One thing divorce doesn’t change is you being a parent. No matter what kind of co-parenting plan you and your ex-spouse create, whether it’s traditional or flexible, temporary or permanent, you can make the time you spend with your children pleasant and productive. The experienced Orange County family law attorneys at Holstrom, Block & Parke can answer any questions you may have about you child custody arrangements and is an ideal source for reliable legal counsel. The following are some hints on making the most of your time with your children — and making the transitions easier on them.
- You should always be prompt and on time. If you give the spouse or child a specific time that you will be arriving to pick him/her up, visit, whichever the case may be you to always live up to your word. This will help relieve the stress for children trying to adjust to their parents no longer living in the same home.
- Make sure that your visiting time remains parenting time. Some parents that are allowed visitation try to live up to this image that they have to be the “fun and outgoing” parent by treating their children to treats, fun dates, and special events. It is best not to overwhelm the child; they also need that time to listen to you get advice and know the dos and don’ts of society. Try not to solely become a friend.
- You should always try to include your extended family. Family is the most important and basic human need, so it is best that your children not lose touch with their grandparents, cousins, aunts, and uncles on your specific side of the family tree. Make sure you include your extended family with your children so they never lose touch.
- Make your home their home. Get to know your neighbors and help your children make friends. Set a loose schedule so your children know what to expect. Use checklists, or separate sets of clothes and toiletries, to make sure they have what they need in both places they live.
- Make age-appropriate schedules. Toddlers and teenagers have different needs. Do the research and make sure your visitation schedule or parenting plan is meeting the emotional needs of your child’s current developmental stage.
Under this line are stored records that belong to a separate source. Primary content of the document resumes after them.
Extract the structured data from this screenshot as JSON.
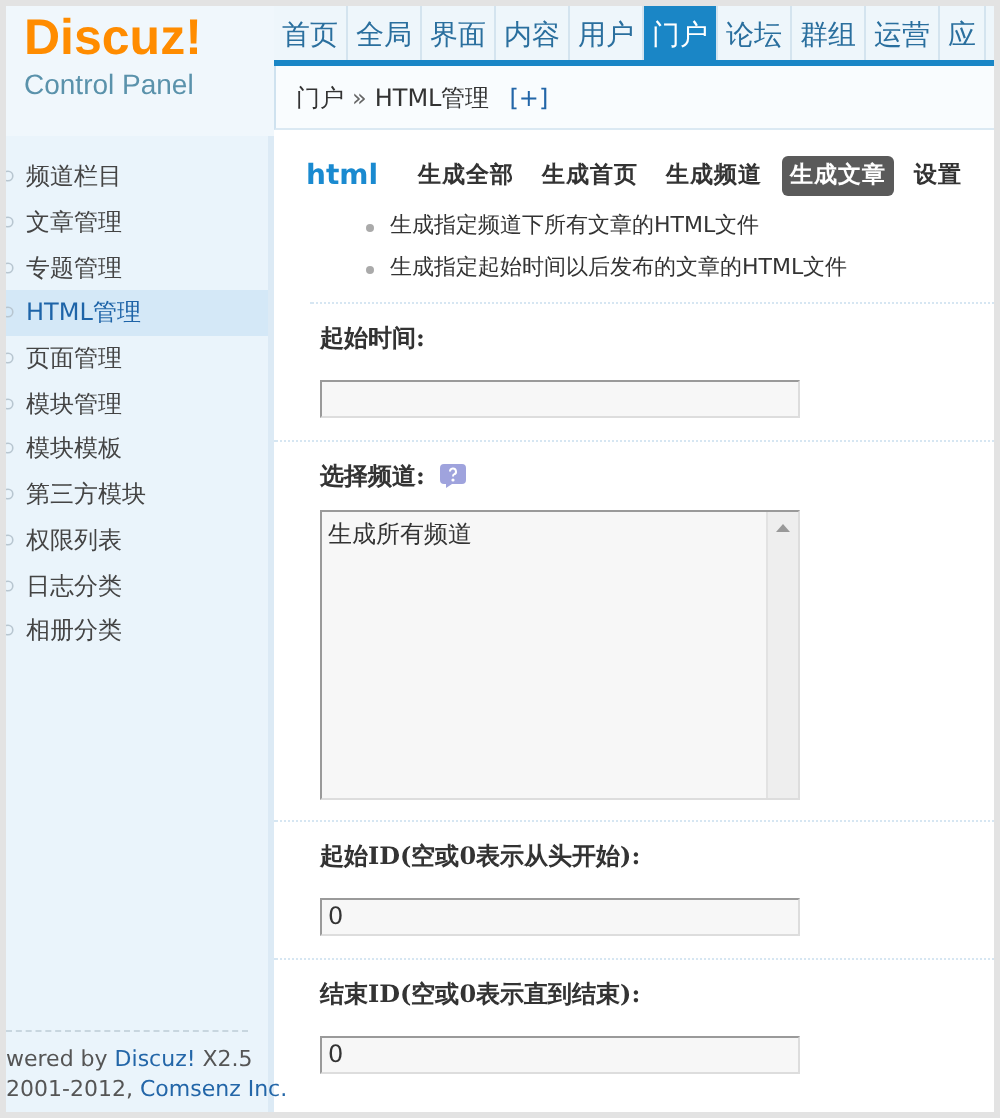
{
  "logo": {
    "title": "Discuz!",
    "subtitle": "Control Panel"
  },
  "nav": [
    {
      "label": "首页",
      "selected": false
    },
    {
      "label": "全局",
      "selected": false
    },
    {
      "label": "界面",
      "selected": false
    },
    {
      "label": "内容",
      "selected": false
    },
    {
      "label": "用户",
      "selected": false
    },
    {
      "label": "门户",
      "selected": true
    },
    {
      "label": "论坛",
      "selected": false
    },
    {
      "label": "群组",
      "selected": false
    },
    {
      "label": "运营",
      "selected": false
    },
    {
      "label": "应",
      "selected": false
    }
  ],
  "breadcrumb": {
    "parent": "门户",
    "separator": "»",
    "current": "HTML管理",
    "add": "[+]"
  },
  "sidebar": {
    "items": [
      {
        "label": "频道栏目",
        "selected": false
      },
      {
        "label": "文章管理",
        "selected": false
      },
      {
        "label": "专题管理",
        "selected": false
      },
      {
        "label": "HTML管理",
        "selected": true
      },
      {
        "label": "页面管理",
        "selected": false
      },
      {
        "label": "模块管理",
        "selected": false
      },
      {
        "label": "模块模板",
        "selected": false
      },
      {
        "label": "第三方模块",
        "selected": false
      },
      {
        "label": "权限列表",
        "selected": false
      },
      {
        "label": "日志分类",
        "selected": false
      },
      {
        "label": "相册分类",
        "selected": false
      }
    ],
    "footer": {
      "powered_prefix": "wered by",
      "product_link": "Discuz!",
      "version": "X2.5",
      "years": "2001-2012,",
      "company_link": "Comsenz Inc."
    }
  },
  "content": {
    "title": "html",
    "tabs": [
      {
        "label": "生成全部",
        "selected": false
      },
      {
        "label": "生成首页",
        "selected": false
      },
      {
        "label": "生成频道",
        "selected": false
      },
      {
        "label": "生成文章",
        "selected": true
      },
      {
        "label": "设置",
        "selected": false
      }
    ],
    "tips": [
      "生成指定频道下所有文章的HTML文件",
      "生成指定起始时间以后发布的文章的HTML文件"
    ],
    "fields": [
      {
        "kind": "text",
        "label": "起始时间:"
      },
      {
        "kind": "list",
        "label": "选择频道:",
        "help": true,
        "options": [
          "生成所有频道"
        ]
      },
      {
        "kind": "text",
        "label": "起始ID(空或0表示从头开始):",
        "value": "0"
      },
      {
        "kind": "text",
        "label": "结束ID(空或0表示直到结束):",
        "value": "0"
      }
    ]
  }
}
- Respect your former spouse. Let your former spouse know about changes in your schedule and travel plans or if a new babysitter or romantic interest will be with your kids while they are with you. Communicate where you will be while you have the children and decide together how emergencies should be handled.
- You should never associate money with love. It is not recommended that you insert negative thoughts and comments about your spouse into your children’s heads. Try not to let whether or not your spouse has paid their monthly child support payment to determine whether or not they get to spend time with their kids.
- It is best that you not allow your children to arrange their own visitations. It is the responsibility of the spouses to make sure each child is allotted an equal amount of time to spend with each parent.
- Try not to let your children put you into unnecessary disagreements with your spouse. If one parent tells a child “no” to something, don’t let the child put you in the middle. It is best to encourage the child to resolve any problems or issues with that specific parent try not to interfere with that.
- Don’t make the kids into emotional mules. Don’t ask your kids to carry messages to your ex, don’t ask them to spy and don’t subject them to the third degree about every detail of time spent away with the other parent. The more they are able to enjoy their time as kids, with few adult worries, the better.
- Don’t take your child’s side in disagreements with the other parent. Let your children know they need to resolve problems with their other parent independently and don’t let them pull you into the middle of a dispute — unless you believe they are in danger or you have serious concerns.
- Don’t feel like you have to handle it all yourself. An experienced family law attorney at Holstrom, Block & Parke in Corona, California, has the knowledge to help you reach a resolution of your custody and visitation legal issues.